Remember, this is the first Bass Pro and the biggest, so there's a lot to peruse and purchase (or to try not to purchase). You'll find all your outdoor needs or wants, from fishing gear and boats to hunting gear and guns to camping equipment and hiking clothes. As you shop, enjoy the taxidermy throughout the store as well as some live animals, like turtles, fish and alligators. Also, if you're looking for cheaper items, head to the Catalog Outlet Building.

Visit the FREE museums inside Bass Pro.

Up some stairs near the gun section of Bass Pro, you'll find two museums: the National Rifle Association Sporting Arms and the National Archery Hall of Fame. The first showcases the evolution of hunting arms, and the latter displays all types of bows and some information on those who are in this hall of fame. There are other smaller museums throughout the store as well, which you'll likely see as you shop and can visit if interested. (In fact, I remember there being one I hadn't seen before near the entrance of Wonders of Wildlife.)

Shoot fake guns or real guns at shooting ranges.

I believe there's still a small shooting gallery for kids toward the front of the shop, and I know there's an indoor shooting range in one corner of the store.

Eat dinner at Hemingway's Blue Water Cafe.

Hemingway's is located inside of Bass Pro Shops, which means you can save yourself a drive before dinner or eat lunch there between activities. The menu isn't extensive but does include meals for kids. In general, adults will find mostly seafood options and a few other meals to choose from that are not seafood-themed. The price isn't cheap but also not extremely expensive ($$), and from what I remember most recently, it was pretty good food. (I had my wedding rehearsal dinner there, but that was a some years ago.)

Stay at the Angler's Lodge.

Angler's Lodge (the Springfield location) is located on one side of Bass Pro Shops across the street. So if you plan on enjoying the store, restaurant, museum and aquarium over a period of two days, this could be a good option.
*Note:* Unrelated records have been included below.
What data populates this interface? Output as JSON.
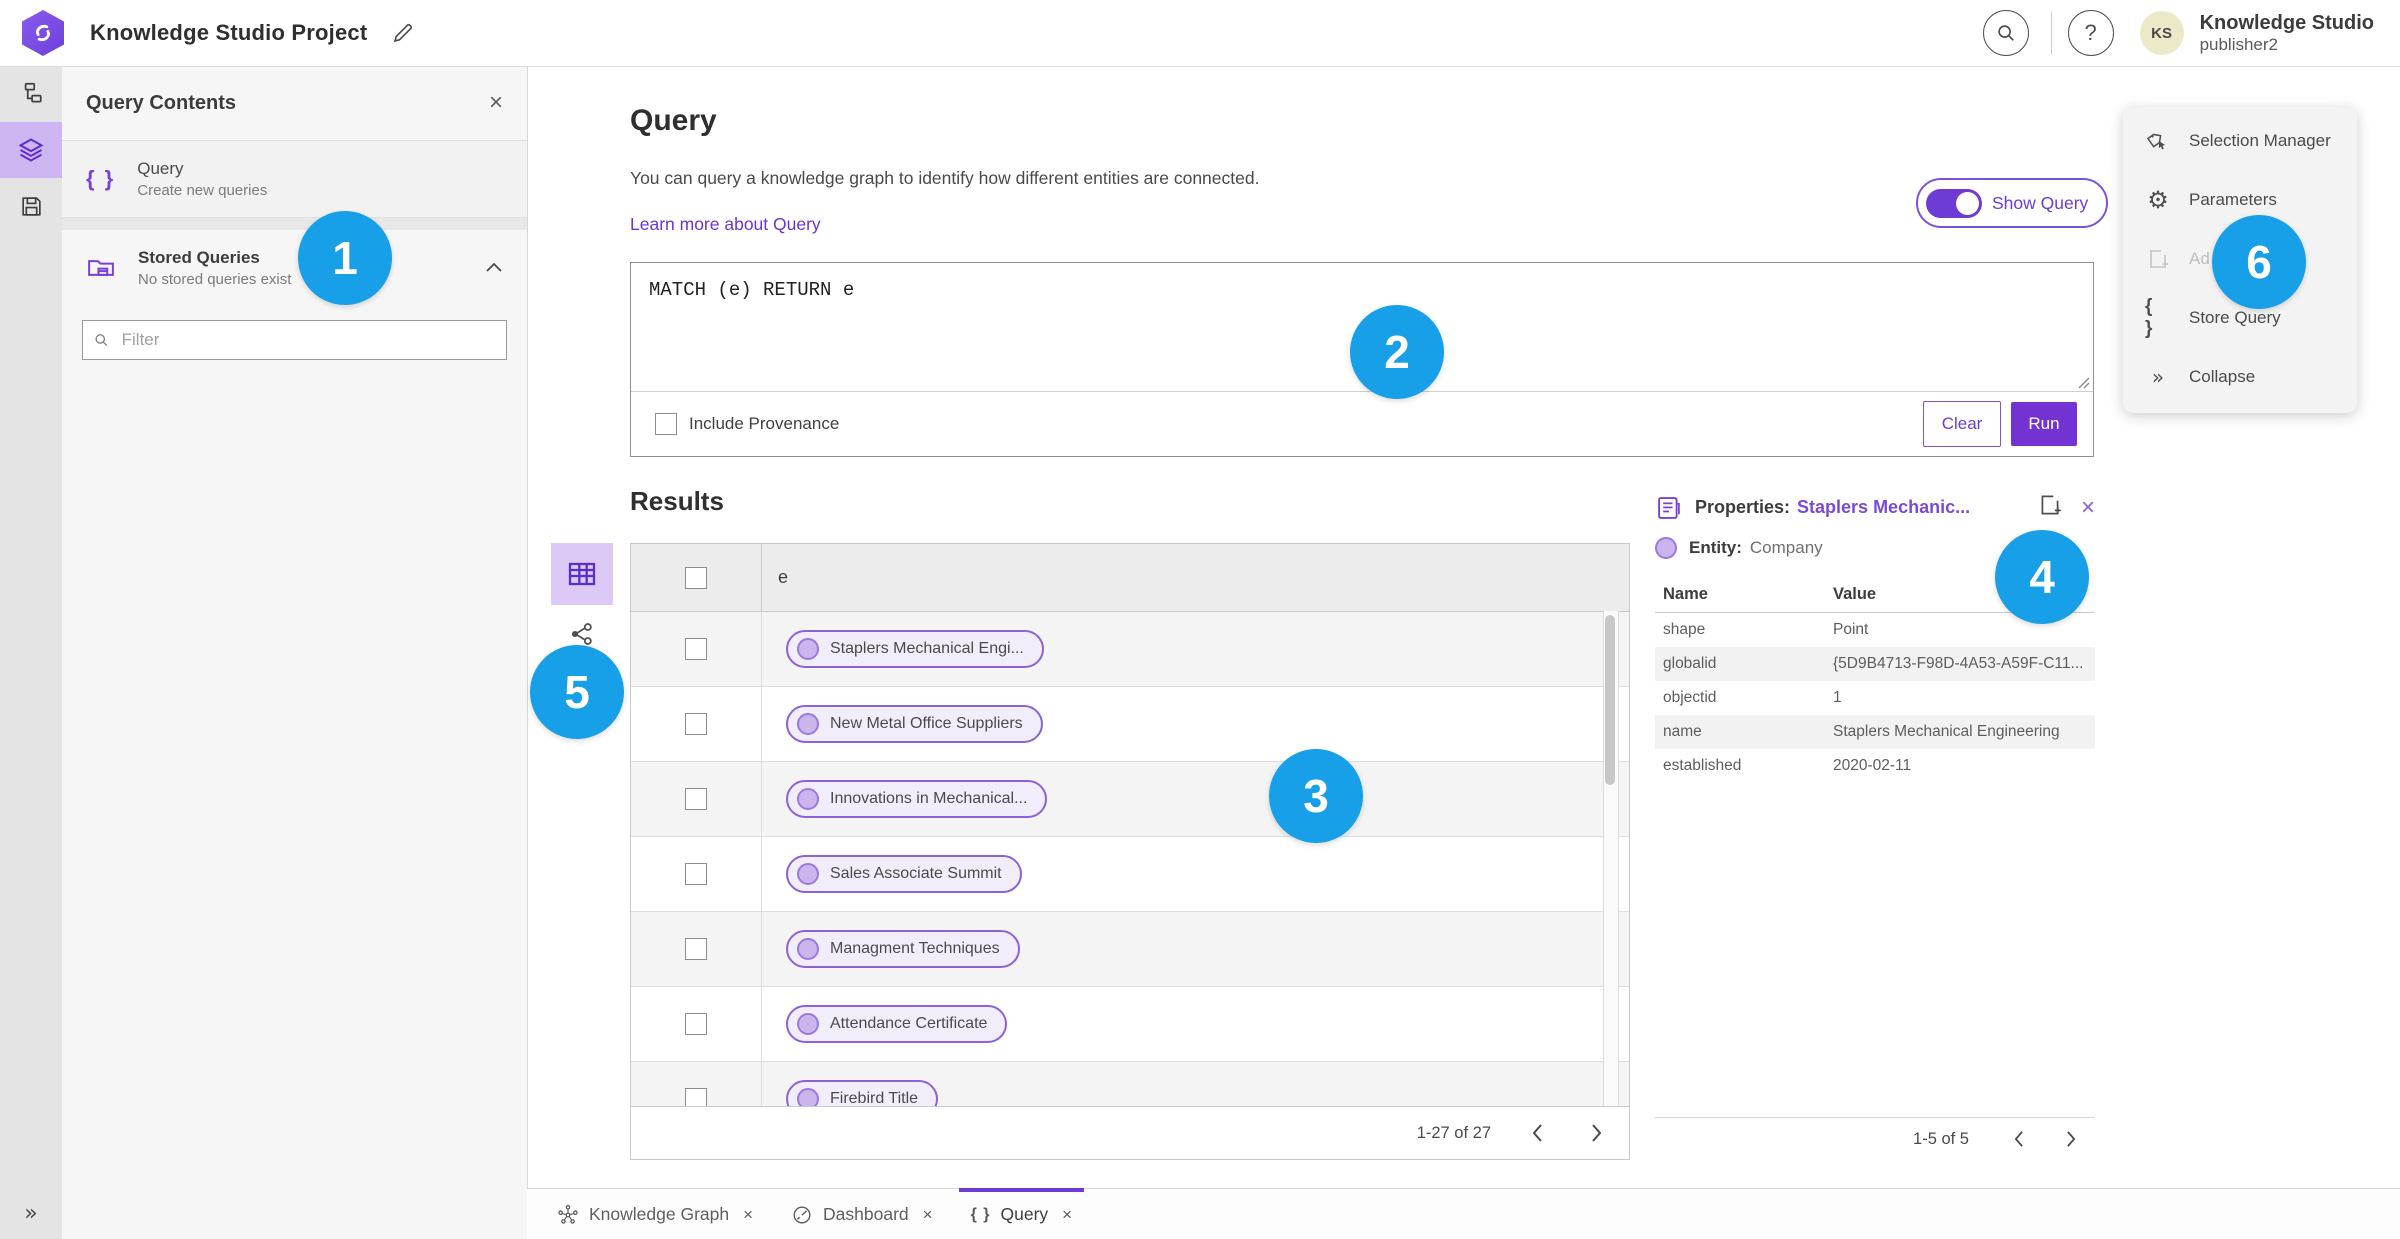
{
  "header": {
    "app_title": "Knowledge Studio Project",
    "user_name": "Knowledge Studio",
    "user_role": "publisher2",
    "avatar_initials": "KS"
  },
  "icons": {
    "close": "×",
    "braces": "{ }",
    "help": "?",
    "gear": "⚙",
    "double_chevron": "»"
  },
  "contents_panel": {
    "title": "Query Contents",
    "items": [
      {
        "label": "Query",
        "sublabel": "Create new queries"
      },
      {
        "label": "Stored Queries",
        "sublabel": "No stored queries exist"
      }
    ],
    "filter_placeholder": "Filter"
  },
  "query_section": {
    "title": "Query",
    "description": "You can query a knowledge graph to identify how different entities are connected.",
    "learn_more": "Learn more about Query",
    "show_query_label": "Show Query",
    "query_text": "MATCH (e) RETURN e",
    "include_provenance_label": "Include Provenance",
    "clear_label": "Clear",
    "run_label": "Run"
  },
  "results": {
    "title": "Results",
    "column_header": "e",
    "rows": [
      "Staplers Mechanical Engi...",
      "New Metal Office Suppliers",
      "Innovations in Mechanical...",
      "Sales Associate Summit",
      "Managment Techniques",
      "Attendance Certificate",
      "Firebird Title"
    ],
    "pagination": "1-27 of 27"
  },
  "properties_panel": {
    "title_prefix": "Properties:",
    "title_link": "Staplers Mechanic...",
    "entity_prefix": "Entity:",
    "entity_value": "Company",
    "columns": {
      "name": "Name",
      "value": "Value"
    },
    "rows": [
      {
        "name": "shape",
        "value": "Point"
      },
      {
        "name": "globalid",
        "value": "{5D9B4713-F98D-4A53-A59F-C11..."
      },
      {
        "name": "objectid",
        "value": "1"
      },
      {
        "name": "name",
        "value": "Staplers Mechanical Engineering"
      },
      {
        "name": "established",
        "value": "2020-02-11"
      }
    ],
    "pagination": "1-5 of 5"
  },
  "tools_menu": {
    "items": [
      {
        "label": "Selection Manager"
      },
      {
        "label": "Parameters"
      },
      {
        "label": "Ad"
      },
      {
        "label": "Store Query"
      },
      {
        "label": "Collapse"
      }
    ]
  },
  "bottom_tabs": [
    {
      "label": "Knowledge Graph"
    },
    {
      "label": "Dashboard"
    },
    {
      "label": "Query"
    }
  ],
  "callouts": [
    "1",
    "2",
    "3",
    "4",
    "5",
    "6"
  ],
  "colors": {
    "accent_purple": "#6e3bd4",
    "run_button_purple": "#7233d2",
    "callout_blue": "#179fe8",
    "rail_selected_bg": "#cdb6f2",
    "pill_border": "#8a63d6",
    "pill_fill": "#f2edfb"
  }
}
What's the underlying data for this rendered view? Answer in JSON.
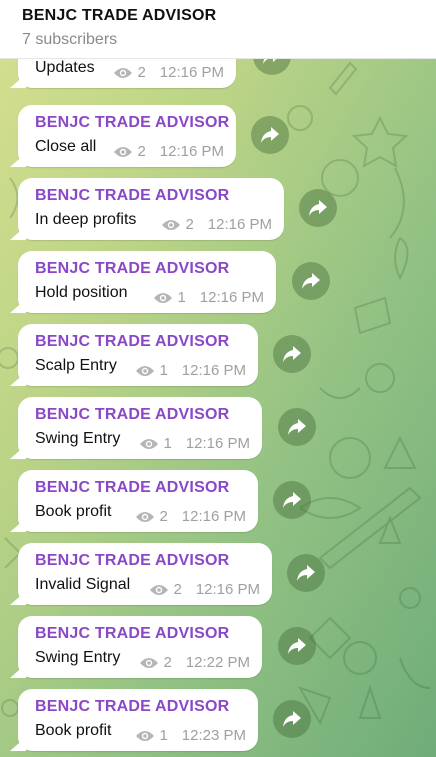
{
  "header": {
    "title": "BENJC TRADE ADVISOR",
    "subtitle": "7 subscribers"
  },
  "messages": [
    {
      "sender": "",
      "text": "Updates",
      "views": "2",
      "time": "12:16 PM"
    },
    {
      "sender": "BENJC TRADE ADVISOR",
      "text": "Close all",
      "views": "2",
      "time": "12:16 PM"
    },
    {
      "sender": "BENJC TRADE ADVISOR",
      "text": "In deep profits",
      "views": "2",
      "time": "12:16 PM"
    },
    {
      "sender": "BENJC TRADE ADVISOR",
      "text": "Hold position",
      "views": "1",
      "time": "12:16 PM"
    },
    {
      "sender": "BENJC TRADE ADVISOR",
      "text": "Scalp Entry",
      "views": "1",
      "time": "12:16 PM"
    },
    {
      "sender": "BENJC TRADE ADVISOR",
      "text": "Swing Entry",
      "views": "1",
      "time": "12:16 PM"
    },
    {
      "sender": "BENJC TRADE ADVISOR",
      "text": "Book profit",
      "views": "2",
      "time": "12:16 PM"
    },
    {
      "sender": "BENJC TRADE ADVISOR",
      "text": "Invalid Signal",
      "views": "2",
      "time": "12:16 PM"
    },
    {
      "sender": "BENJC TRADE ADVISOR",
      "text": "Swing Entry",
      "views": "2",
      "time": "12:22 PM"
    },
    {
      "sender": "BENJC TRADE ADVISOR",
      "text": "Book profit",
      "views": "1",
      "time": "12:23 PM"
    }
  ],
  "colors": {
    "sender_name": "#8a48c7",
    "meta_text": "#a0a0a0",
    "bubble": "#ffffff"
  },
  "icons": {
    "views": "eye-icon",
    "forward": "forward-arrow-icon"
  }
}
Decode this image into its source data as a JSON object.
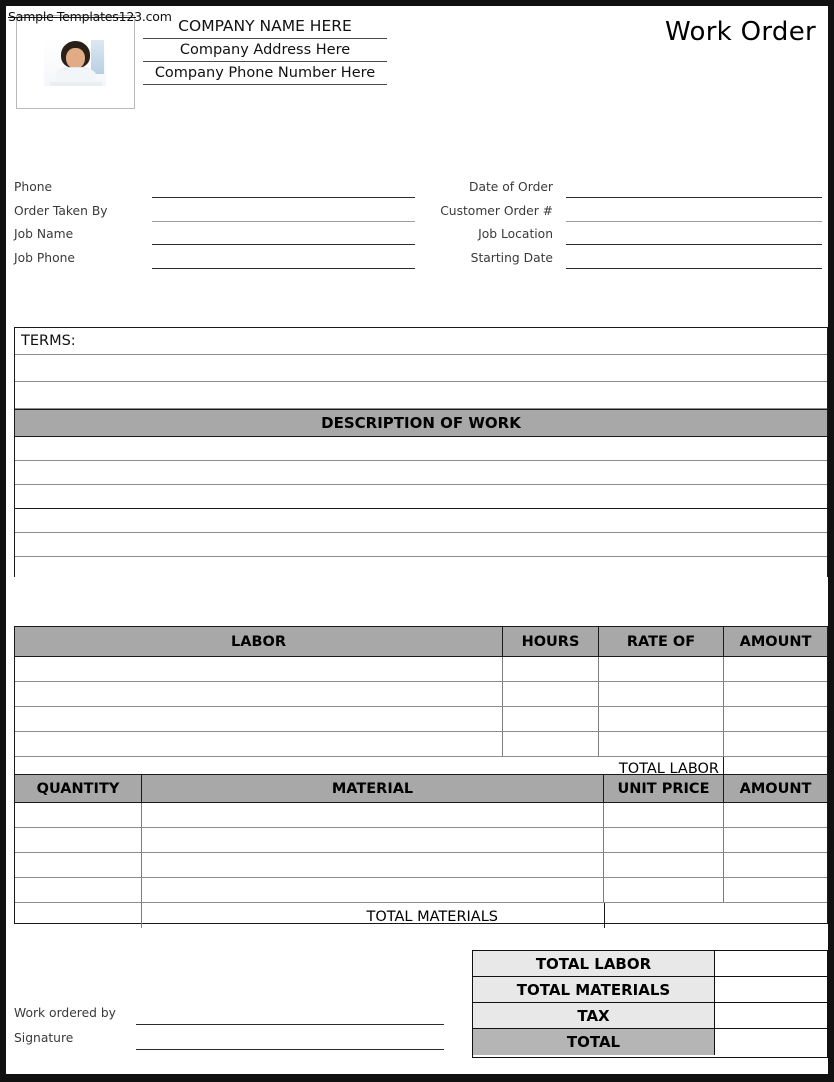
{
  "watermark": "Sample-Templates123.com",
  "header": {
    "logo_alt": "company-logo-placeholder",
    "company_name": "COMPANY NAME HERE",
    "company_address": "Company Address Here",
    "company_phone": "Company Phone Number Here",
    "doc_title": "Work Order"
  },
  "fields": {
    "left": [
      {
        "label": "Phone",
        "value": ""
      },
      {
        "label": "Order Taken By",
        "value": ""
      },
      {
        "label": "Job Name",
        "value": ""
      },
      {
        "label": "Job Phone",
        "value": ""
      }
    ],
    "right": [
      {
        "label": "Date of Order",
        "value": ""
      },
      {
        "label": "Customer Order #",
        "value": ""
      },
      {
        "label": "Job Location",
        "value": ""
      },
      {
        "label": "Starting Date",
        "value": ""
      }
    ]
  },
  "terms": {
    "label": "TERMS:",
    "blank_rows": 2
  },
  "description": {
    "header": "DESCRIPTION OF WORK",
    "blank_rows": 6
  },
  "labor_table": {
    "columns": [
      "LABOR",
      "HOURS",
      "RATE OF",
      "AMOUNT"
    ],
    "blank_rows": 4,
    "total_label": "TOTAL LABOR",
    "total_value": ""
  },
  "material_table": {
    "columns": [
      "QUANTITY",
      "MATERIAL",
      "UNIT PRICE",
      "AMOUNT"
    ],
    "blank_rows": 4,
    "total_label": "TOTAL MATERIALS",
    "total_value": ""
  },
  "totals": [
    {
      "label": "TOTAL LABOR",
      "value": ""
    },
    {
      "label": "TOTAL MATERIALS",
      "value": ""
    },
    {
      "label": "TAX",
      "value": ""
    },
    {
      "label": "TOTAL",
      "value": ""
    }
  ],
  "signature": {
    "rows": [
      {
        "label": "Work ordered by",
        "value": ""
      },
      {
        "label": "Signature",
        "value": ""
      }
    ]
  },
  "colors": {
    "header_gray": "#a8a8a8",
    "totals_light": "#e8e8e8",
    "totals_dark": "#b5b5b5",
    "border_dark": "#1a1a1a",
    "page_frame": "#111111"
  }
}
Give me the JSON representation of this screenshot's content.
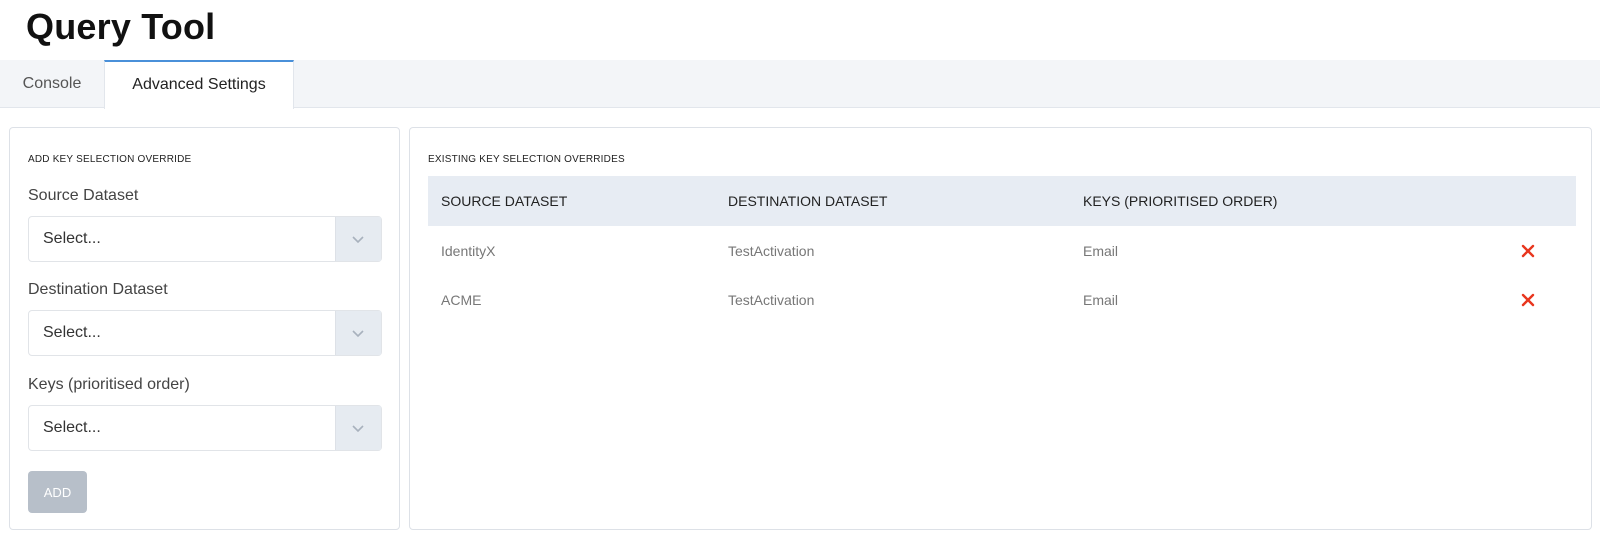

Or if you simply want to get an all-around Bass Pro experience, this is the company's closest lodging. (There's also more unique and popular lodging in Branson, Missouri, which is about 30 minutes away.)

If you're interested in some other unique Springfield, Missouri, experiences during your visit, check out this blog post.



bottom of page